What you will do: Say how many lines in the listing contain the string "duration", giving the number alone.

-*-

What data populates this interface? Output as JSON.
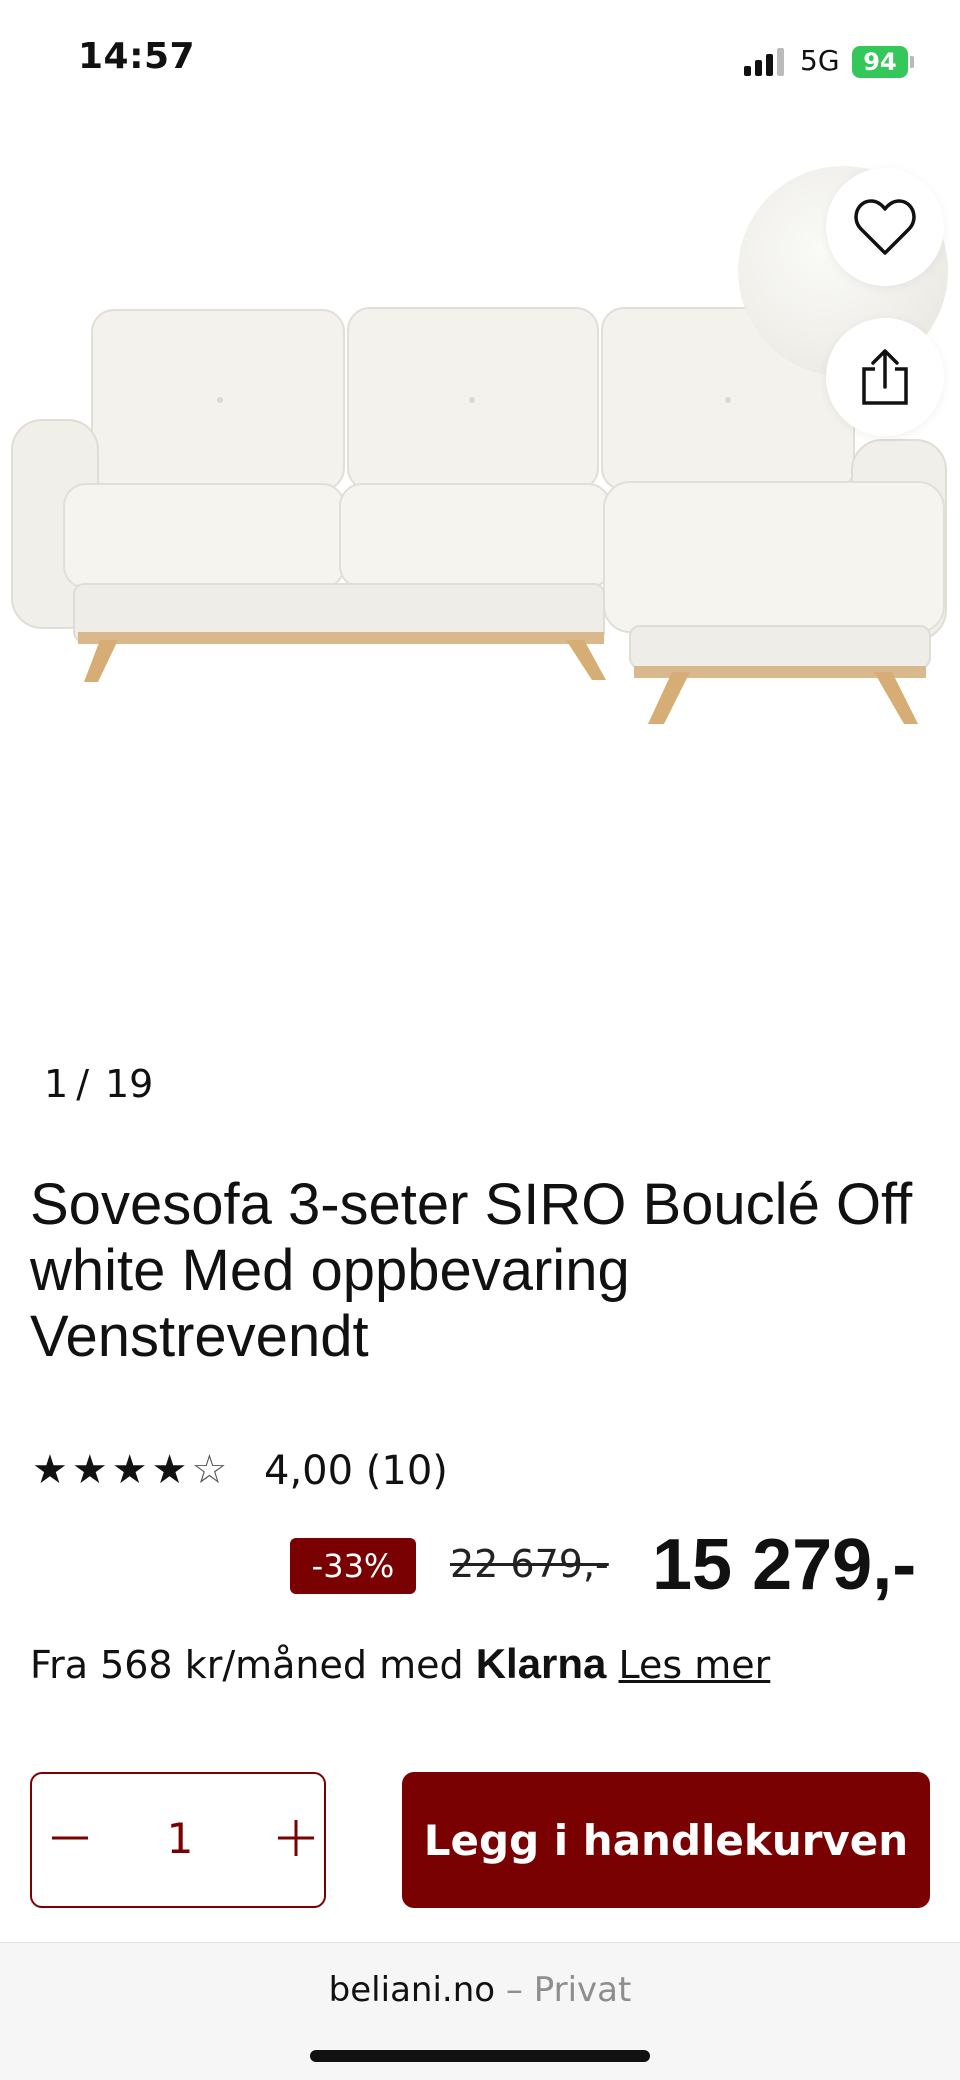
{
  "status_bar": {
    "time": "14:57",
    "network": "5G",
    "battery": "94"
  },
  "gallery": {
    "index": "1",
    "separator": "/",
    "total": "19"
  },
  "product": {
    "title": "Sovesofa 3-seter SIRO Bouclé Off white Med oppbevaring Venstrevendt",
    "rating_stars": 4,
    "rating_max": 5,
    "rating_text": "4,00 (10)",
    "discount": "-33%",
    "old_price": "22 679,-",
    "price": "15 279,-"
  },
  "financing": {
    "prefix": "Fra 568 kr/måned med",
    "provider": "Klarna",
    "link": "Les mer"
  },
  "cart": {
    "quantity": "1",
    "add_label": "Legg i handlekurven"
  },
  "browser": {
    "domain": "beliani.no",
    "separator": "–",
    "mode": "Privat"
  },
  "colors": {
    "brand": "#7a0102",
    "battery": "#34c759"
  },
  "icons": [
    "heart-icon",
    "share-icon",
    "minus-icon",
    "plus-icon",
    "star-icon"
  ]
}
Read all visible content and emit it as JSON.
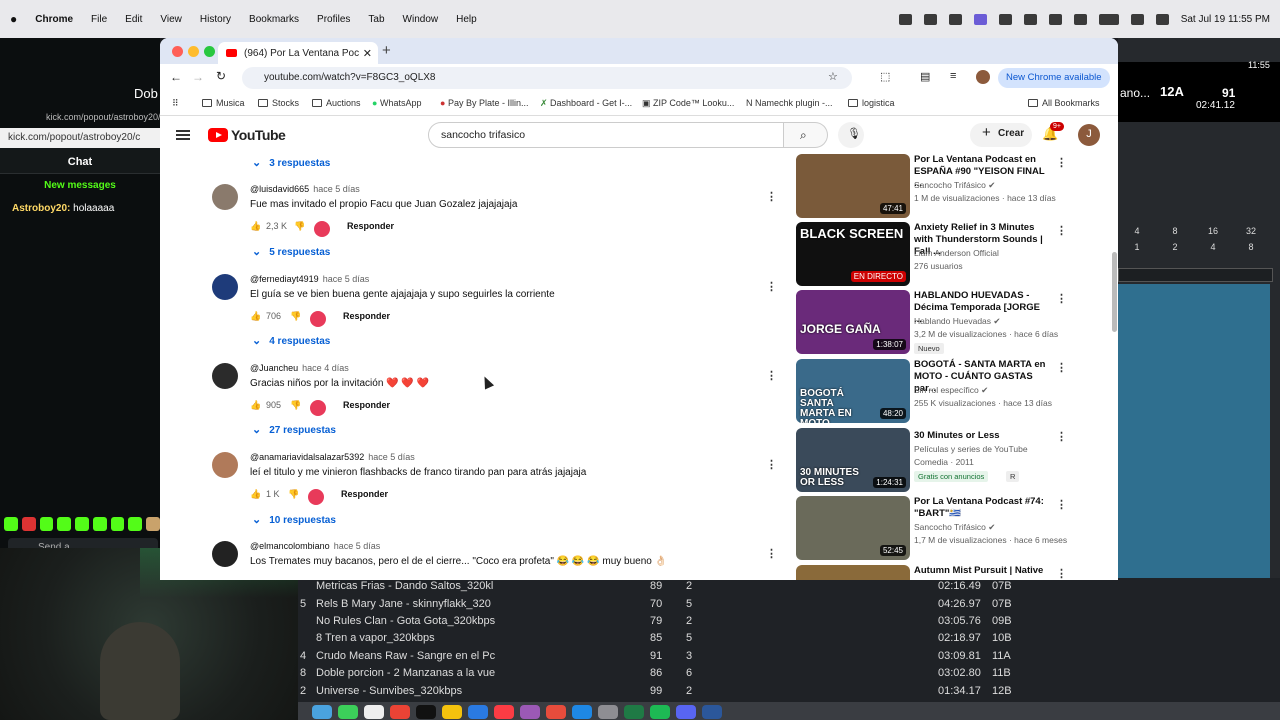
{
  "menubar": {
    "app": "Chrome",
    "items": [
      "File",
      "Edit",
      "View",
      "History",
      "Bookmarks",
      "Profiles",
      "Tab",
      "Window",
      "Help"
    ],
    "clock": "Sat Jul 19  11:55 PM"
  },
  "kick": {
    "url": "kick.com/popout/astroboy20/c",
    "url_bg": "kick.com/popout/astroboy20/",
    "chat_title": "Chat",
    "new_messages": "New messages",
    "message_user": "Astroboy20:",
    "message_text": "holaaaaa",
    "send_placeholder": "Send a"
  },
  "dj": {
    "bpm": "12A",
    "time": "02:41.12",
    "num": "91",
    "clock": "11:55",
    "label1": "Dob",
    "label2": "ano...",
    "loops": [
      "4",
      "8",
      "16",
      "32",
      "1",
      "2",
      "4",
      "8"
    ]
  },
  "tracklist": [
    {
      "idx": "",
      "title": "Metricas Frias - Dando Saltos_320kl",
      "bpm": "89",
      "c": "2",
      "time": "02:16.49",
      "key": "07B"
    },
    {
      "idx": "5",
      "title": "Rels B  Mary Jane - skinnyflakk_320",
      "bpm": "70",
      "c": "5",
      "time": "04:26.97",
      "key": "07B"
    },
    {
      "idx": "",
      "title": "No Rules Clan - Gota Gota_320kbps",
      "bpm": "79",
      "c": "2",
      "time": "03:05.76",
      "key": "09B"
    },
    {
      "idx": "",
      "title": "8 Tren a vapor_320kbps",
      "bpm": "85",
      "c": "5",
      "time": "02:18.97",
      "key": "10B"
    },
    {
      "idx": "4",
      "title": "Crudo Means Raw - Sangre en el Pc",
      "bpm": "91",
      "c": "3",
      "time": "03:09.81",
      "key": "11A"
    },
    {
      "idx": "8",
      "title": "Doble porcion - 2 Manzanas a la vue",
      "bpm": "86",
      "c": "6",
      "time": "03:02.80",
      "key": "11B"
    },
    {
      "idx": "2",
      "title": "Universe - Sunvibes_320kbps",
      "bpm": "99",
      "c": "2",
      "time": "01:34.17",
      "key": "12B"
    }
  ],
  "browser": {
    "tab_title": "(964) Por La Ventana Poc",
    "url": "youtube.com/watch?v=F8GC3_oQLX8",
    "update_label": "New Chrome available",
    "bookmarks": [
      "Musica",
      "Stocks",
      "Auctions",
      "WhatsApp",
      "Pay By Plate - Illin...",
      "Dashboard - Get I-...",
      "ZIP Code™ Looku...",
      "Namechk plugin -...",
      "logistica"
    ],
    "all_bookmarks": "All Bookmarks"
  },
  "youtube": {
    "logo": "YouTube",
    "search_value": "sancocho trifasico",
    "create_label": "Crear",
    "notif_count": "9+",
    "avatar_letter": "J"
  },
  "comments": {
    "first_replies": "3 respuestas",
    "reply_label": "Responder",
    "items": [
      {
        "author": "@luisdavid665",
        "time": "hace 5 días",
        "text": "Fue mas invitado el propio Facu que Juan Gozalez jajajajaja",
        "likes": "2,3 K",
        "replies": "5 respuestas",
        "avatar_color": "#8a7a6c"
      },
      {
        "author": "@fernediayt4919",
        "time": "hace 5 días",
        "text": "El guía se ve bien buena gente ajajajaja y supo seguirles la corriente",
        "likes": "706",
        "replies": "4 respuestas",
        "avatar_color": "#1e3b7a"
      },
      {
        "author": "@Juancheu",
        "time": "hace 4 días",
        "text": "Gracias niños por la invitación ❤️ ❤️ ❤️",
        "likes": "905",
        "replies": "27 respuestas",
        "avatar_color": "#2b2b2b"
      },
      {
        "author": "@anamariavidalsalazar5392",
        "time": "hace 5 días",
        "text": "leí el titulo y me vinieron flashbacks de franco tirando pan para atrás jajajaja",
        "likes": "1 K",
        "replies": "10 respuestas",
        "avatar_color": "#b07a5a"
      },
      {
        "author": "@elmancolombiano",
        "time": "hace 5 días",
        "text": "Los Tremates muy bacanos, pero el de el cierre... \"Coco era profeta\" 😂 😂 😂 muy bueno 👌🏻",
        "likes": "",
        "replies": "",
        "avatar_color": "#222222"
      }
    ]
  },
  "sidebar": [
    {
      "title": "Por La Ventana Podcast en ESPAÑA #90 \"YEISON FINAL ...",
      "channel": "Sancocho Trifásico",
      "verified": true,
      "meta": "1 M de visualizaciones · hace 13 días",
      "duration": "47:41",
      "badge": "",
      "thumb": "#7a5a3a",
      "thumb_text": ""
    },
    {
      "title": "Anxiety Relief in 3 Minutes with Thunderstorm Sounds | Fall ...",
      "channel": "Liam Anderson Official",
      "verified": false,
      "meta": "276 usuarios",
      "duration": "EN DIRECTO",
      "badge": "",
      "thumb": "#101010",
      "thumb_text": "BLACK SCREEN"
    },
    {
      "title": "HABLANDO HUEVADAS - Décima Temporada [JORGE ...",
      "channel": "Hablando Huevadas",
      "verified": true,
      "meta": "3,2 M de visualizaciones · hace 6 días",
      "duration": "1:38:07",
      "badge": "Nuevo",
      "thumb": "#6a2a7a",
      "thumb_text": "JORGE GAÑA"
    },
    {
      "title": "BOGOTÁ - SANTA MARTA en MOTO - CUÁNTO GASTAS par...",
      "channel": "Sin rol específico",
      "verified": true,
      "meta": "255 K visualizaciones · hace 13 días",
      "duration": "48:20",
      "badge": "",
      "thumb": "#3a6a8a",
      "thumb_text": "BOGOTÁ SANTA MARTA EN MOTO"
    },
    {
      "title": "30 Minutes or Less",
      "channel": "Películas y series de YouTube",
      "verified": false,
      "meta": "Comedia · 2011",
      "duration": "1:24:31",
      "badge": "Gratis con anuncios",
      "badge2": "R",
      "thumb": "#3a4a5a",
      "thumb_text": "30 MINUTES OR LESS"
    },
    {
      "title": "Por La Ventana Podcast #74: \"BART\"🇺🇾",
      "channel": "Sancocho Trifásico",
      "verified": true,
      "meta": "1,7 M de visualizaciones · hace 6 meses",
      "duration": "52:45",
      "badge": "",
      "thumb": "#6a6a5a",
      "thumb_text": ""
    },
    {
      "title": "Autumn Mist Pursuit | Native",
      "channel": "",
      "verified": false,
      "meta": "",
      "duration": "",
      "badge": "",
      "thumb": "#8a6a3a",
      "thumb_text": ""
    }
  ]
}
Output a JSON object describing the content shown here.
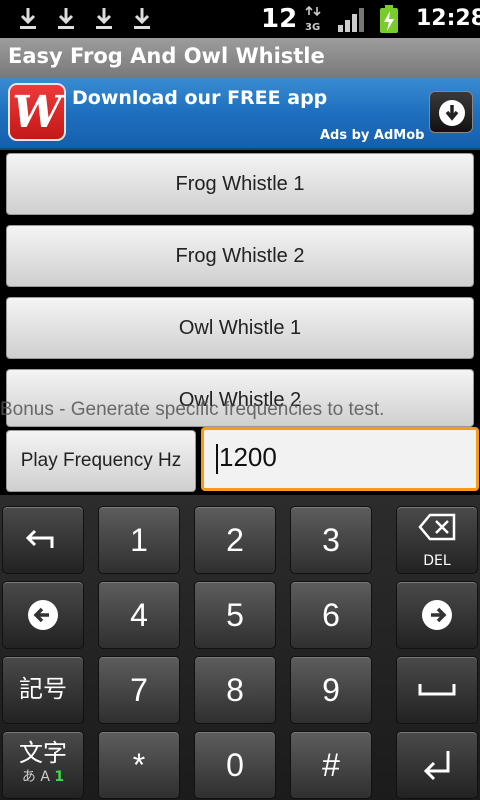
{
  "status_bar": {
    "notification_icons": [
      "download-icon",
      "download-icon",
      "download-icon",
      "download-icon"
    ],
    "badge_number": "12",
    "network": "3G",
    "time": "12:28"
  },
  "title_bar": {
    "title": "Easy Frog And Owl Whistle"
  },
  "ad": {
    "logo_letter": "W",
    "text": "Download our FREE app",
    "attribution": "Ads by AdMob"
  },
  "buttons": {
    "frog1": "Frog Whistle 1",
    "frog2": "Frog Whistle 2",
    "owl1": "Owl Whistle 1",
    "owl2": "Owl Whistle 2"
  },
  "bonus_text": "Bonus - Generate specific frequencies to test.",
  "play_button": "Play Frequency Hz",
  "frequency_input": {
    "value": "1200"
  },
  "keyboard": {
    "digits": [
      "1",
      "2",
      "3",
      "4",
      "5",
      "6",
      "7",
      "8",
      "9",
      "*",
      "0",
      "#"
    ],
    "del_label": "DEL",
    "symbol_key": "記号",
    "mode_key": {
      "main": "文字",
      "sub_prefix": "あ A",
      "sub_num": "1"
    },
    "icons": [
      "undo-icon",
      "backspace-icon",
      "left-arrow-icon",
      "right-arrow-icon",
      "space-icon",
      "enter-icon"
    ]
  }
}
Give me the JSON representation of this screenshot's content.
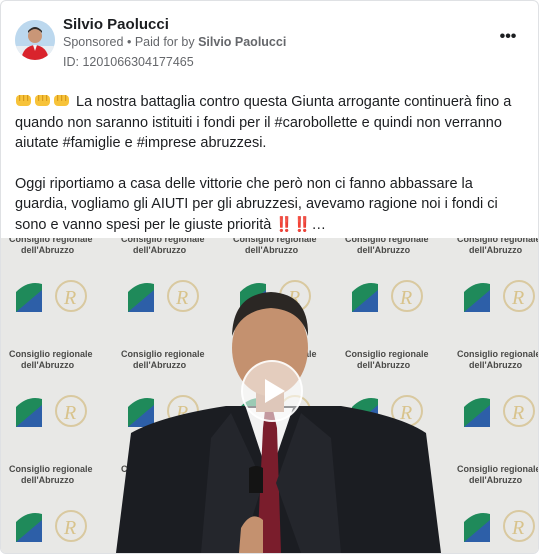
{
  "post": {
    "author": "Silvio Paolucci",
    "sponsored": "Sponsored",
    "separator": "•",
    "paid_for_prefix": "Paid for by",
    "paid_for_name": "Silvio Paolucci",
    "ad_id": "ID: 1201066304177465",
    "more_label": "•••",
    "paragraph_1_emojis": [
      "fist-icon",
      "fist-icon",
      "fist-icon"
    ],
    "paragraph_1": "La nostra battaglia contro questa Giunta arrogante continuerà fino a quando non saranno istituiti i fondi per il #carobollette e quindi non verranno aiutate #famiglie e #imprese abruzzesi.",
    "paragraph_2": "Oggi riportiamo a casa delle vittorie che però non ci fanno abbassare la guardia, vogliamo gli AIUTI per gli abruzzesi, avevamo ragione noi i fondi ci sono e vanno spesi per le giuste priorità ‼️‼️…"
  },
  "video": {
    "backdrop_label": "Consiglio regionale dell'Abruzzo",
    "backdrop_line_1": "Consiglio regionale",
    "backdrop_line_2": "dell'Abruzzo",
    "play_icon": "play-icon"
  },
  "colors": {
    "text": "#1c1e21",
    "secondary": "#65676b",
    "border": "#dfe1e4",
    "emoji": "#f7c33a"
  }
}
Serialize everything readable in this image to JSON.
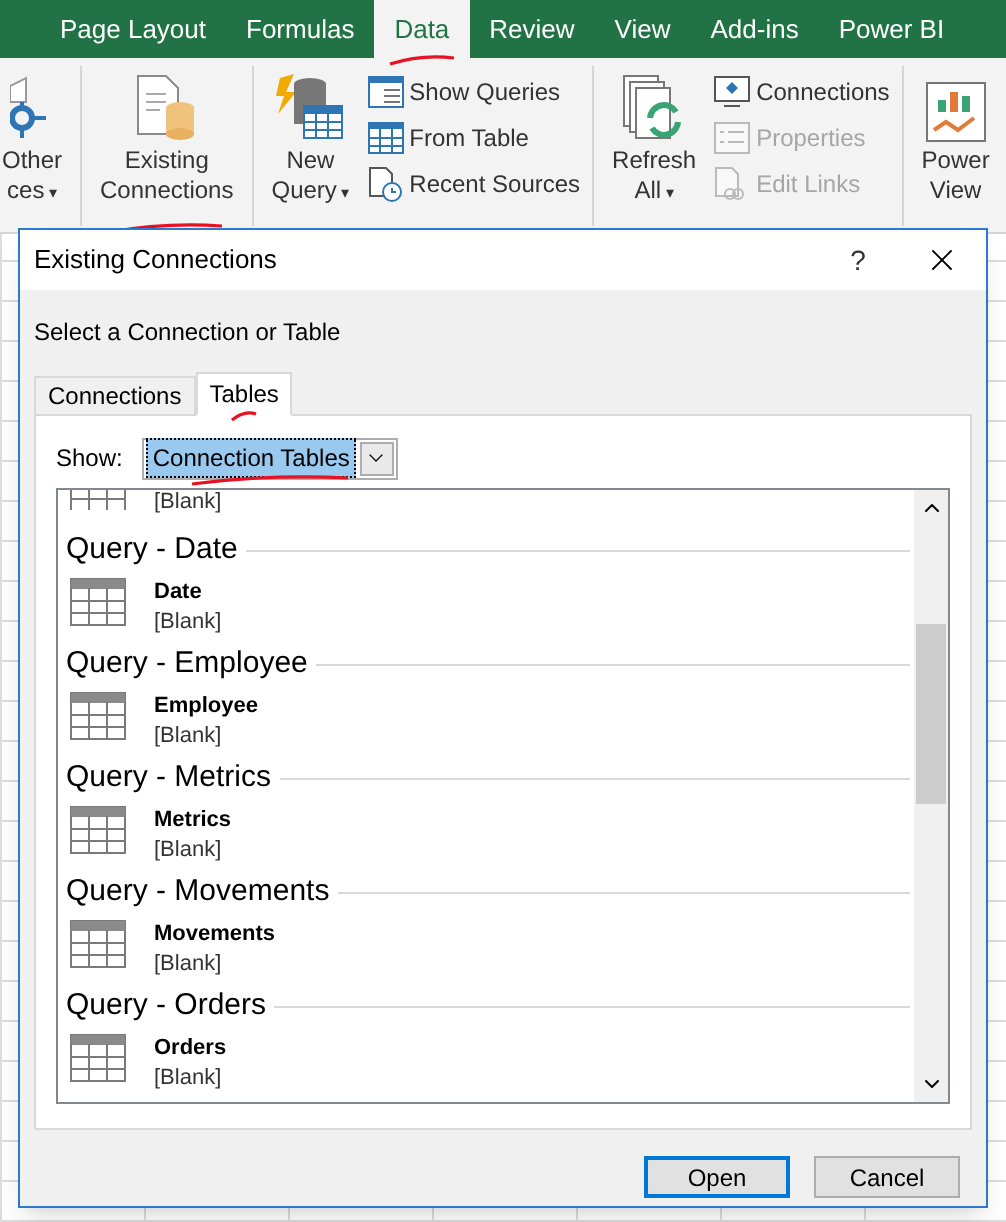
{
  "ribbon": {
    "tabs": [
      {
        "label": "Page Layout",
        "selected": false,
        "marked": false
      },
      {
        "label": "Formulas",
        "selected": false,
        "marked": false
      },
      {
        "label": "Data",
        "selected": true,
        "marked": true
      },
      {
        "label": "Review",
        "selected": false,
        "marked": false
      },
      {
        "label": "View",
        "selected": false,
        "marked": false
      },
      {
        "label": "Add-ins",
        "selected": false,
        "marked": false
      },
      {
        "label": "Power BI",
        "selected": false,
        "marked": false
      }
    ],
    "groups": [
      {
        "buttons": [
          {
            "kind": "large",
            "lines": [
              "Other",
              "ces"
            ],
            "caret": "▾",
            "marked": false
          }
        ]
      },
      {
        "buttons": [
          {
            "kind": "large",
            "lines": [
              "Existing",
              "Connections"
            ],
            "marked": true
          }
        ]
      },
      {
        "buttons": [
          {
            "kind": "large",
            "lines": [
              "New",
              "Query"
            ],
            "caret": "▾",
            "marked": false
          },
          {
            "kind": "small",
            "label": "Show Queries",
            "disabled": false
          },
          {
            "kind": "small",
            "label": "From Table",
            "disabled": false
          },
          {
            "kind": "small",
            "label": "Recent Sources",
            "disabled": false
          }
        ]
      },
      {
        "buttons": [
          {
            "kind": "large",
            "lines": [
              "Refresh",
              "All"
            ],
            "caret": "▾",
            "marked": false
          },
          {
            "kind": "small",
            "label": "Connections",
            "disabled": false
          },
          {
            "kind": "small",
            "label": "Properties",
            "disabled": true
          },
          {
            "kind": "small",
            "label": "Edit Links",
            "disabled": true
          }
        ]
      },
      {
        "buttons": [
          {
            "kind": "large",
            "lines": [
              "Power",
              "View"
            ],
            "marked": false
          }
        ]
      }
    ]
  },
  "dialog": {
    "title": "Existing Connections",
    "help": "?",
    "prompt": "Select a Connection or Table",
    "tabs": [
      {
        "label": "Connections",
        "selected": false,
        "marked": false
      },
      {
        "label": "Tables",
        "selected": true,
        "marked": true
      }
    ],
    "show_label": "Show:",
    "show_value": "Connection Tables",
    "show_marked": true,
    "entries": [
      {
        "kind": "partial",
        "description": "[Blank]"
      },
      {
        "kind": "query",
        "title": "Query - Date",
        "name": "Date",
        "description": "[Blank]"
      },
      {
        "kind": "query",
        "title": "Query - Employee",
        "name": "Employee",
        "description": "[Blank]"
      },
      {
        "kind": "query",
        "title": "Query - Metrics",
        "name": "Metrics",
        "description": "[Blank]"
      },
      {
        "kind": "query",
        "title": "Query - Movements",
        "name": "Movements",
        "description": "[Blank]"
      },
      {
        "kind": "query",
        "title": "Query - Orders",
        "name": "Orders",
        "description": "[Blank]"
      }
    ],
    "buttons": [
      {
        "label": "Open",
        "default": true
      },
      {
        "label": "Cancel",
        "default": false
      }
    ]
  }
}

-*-

Completed exercise: 7